▸ WORK TASK: For each line of the material, check for the string "label"; then state how many lines had it, giving only the number.
******************************
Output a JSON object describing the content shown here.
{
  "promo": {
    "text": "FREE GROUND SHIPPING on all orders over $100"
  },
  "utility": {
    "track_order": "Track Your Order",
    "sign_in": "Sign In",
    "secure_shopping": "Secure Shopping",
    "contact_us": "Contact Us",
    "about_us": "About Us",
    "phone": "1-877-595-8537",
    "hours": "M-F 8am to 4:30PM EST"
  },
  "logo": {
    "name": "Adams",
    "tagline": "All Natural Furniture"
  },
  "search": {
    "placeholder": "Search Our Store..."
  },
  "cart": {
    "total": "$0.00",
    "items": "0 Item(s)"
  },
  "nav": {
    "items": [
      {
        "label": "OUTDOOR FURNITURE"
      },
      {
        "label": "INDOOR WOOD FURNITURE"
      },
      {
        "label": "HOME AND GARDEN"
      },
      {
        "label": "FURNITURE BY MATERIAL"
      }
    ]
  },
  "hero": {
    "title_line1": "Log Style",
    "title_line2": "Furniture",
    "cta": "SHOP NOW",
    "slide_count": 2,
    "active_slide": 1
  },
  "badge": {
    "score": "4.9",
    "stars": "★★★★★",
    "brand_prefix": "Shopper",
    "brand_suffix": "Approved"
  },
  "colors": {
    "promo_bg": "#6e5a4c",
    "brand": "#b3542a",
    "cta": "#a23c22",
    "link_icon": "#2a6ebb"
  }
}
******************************
▸ EXERCISE SOLUTION: 4